>>>>>

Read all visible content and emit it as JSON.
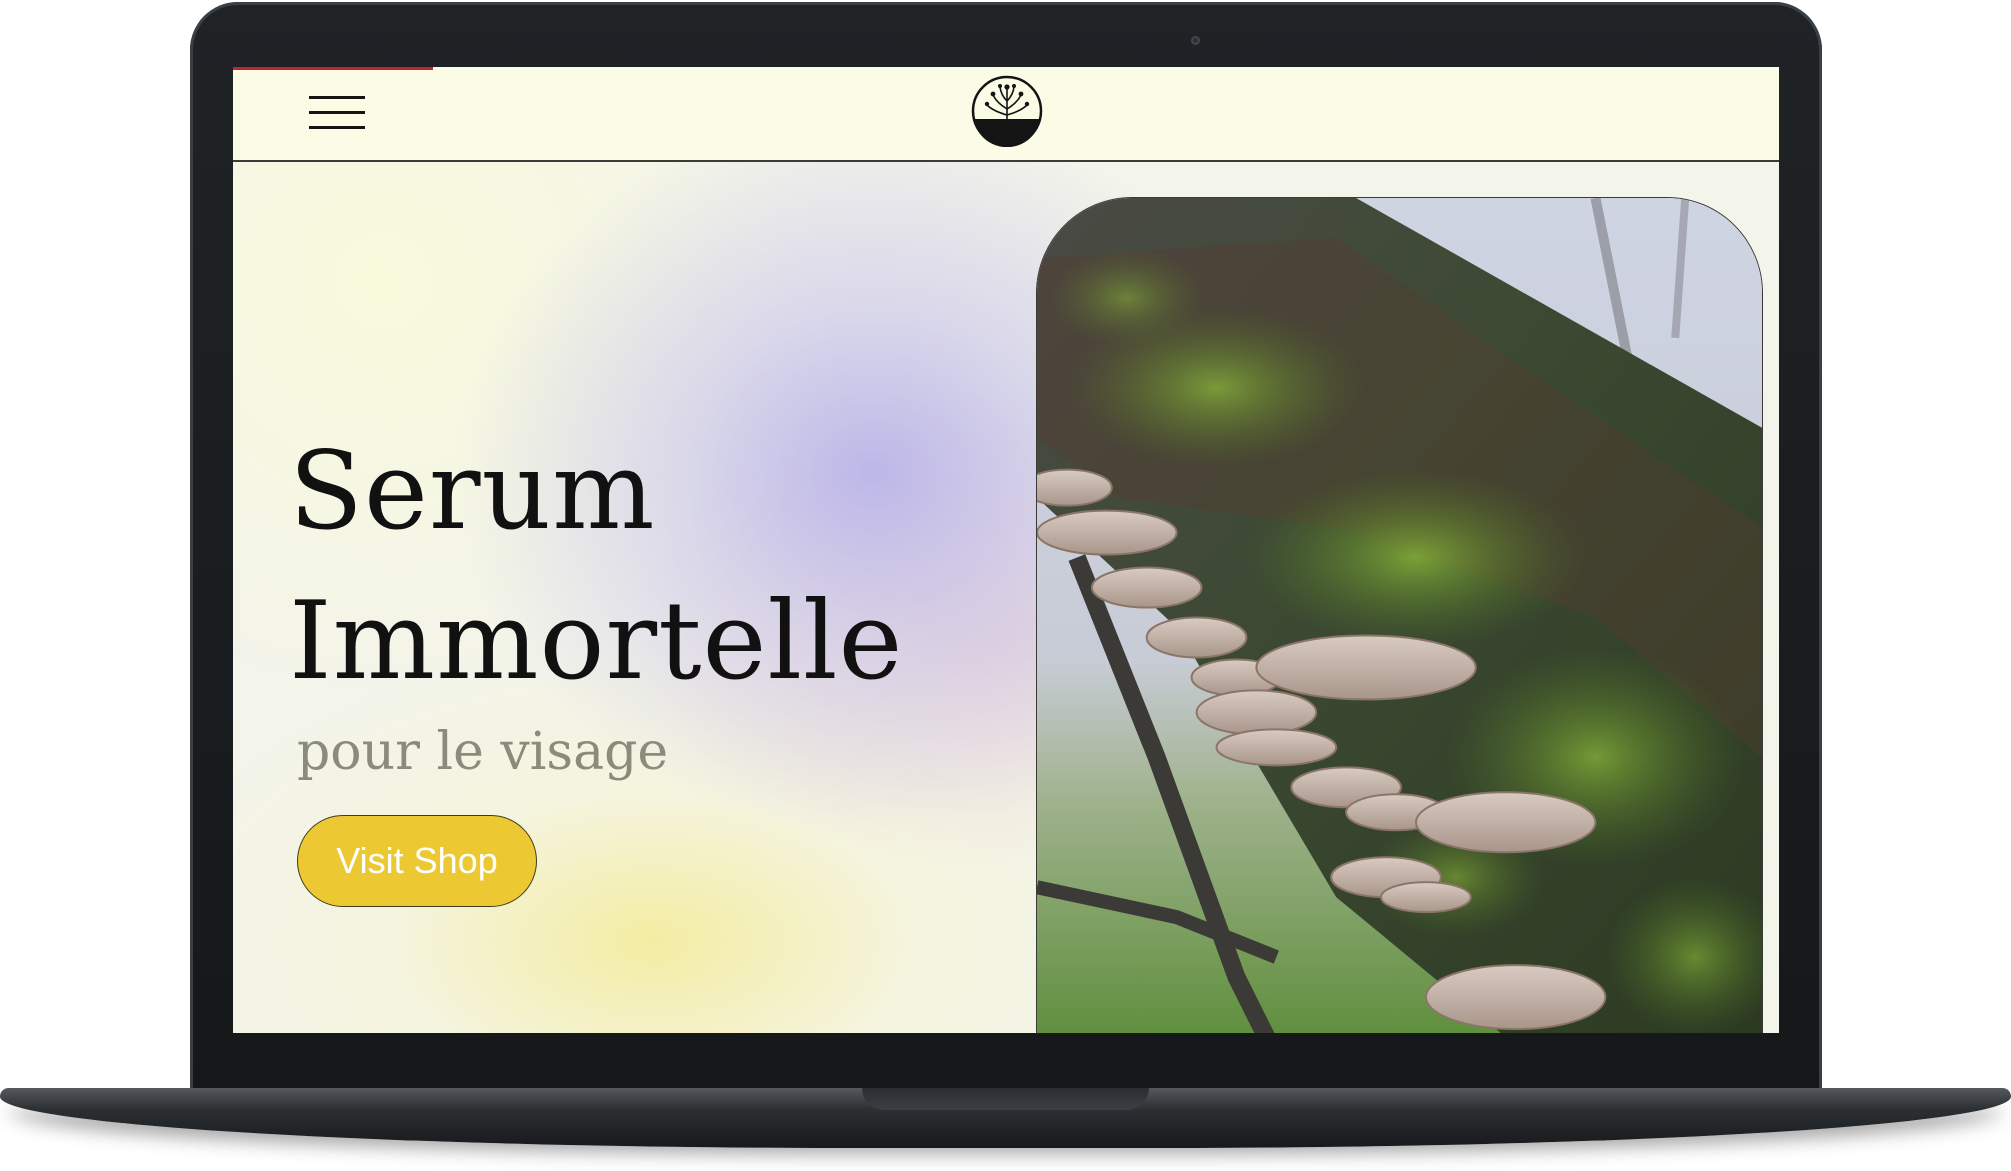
{
  "header": {
    "menu_icon": "hamburger-menu-icon",
    "logo_icon": "botanical-seedling-logo"
  },
  "hero": {
    "title_line1": "Serum",
    "title_line2": "Immortelle",
    "subtitle": "pour le visage",
    "cta_label": "Visit Shop",
    "image_description_icon": "mushroom-on-mossy-branch-photo"
  },
  "colors": {
    "cta_background": "#ecc932",
    "page_background": "#fafbe8",
    "accent_red": "#c0262b",
    "text_primary": "#111111",
    "text_subtitle": "#8c8a7b"
  }
}
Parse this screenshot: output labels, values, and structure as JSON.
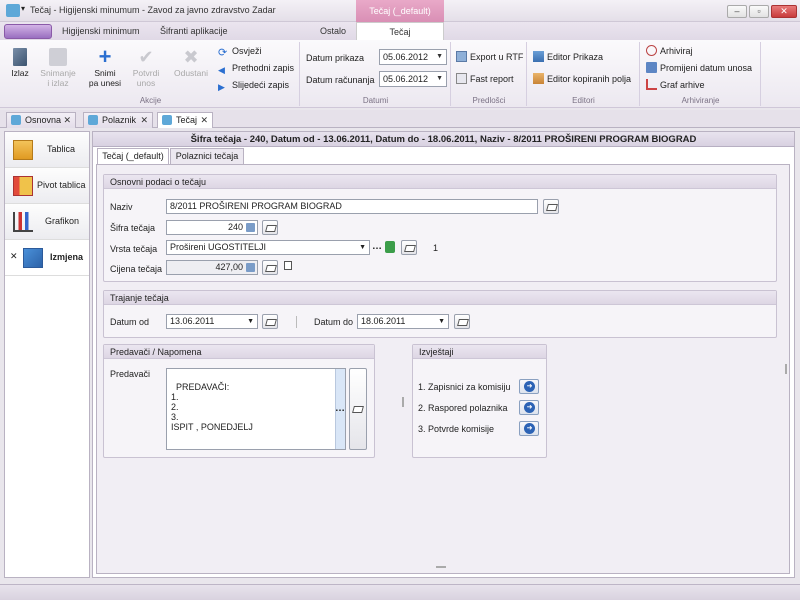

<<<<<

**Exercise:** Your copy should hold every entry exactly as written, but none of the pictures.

**Worked solution:**
Read all visible content and emit it as JSON.
{
  "header": {
    "menu_icon": "hamburger-menu-icon",
    "logo_icon": "botanical-seedling-logo"
  },
  "hero": {
    "title_line1": "Serum",
    "title_line2": "Immortelle",
    "subtitle": "pour le visage",
    "cta_label": "Visit Shop",
    "image_description_icon": "mushroom-on-mossy-branch-photo"
  },
  "colors": {
    "cta_background": "#ecc932",
    "page_background": "#fafbe8",
    "accent_red": "#c0262b",
    "text_primary": "#111111",
    "text_subtitle": "#8c8a7b"
  }
}
Parse this screenshot: output labels, values, and structure as JSON.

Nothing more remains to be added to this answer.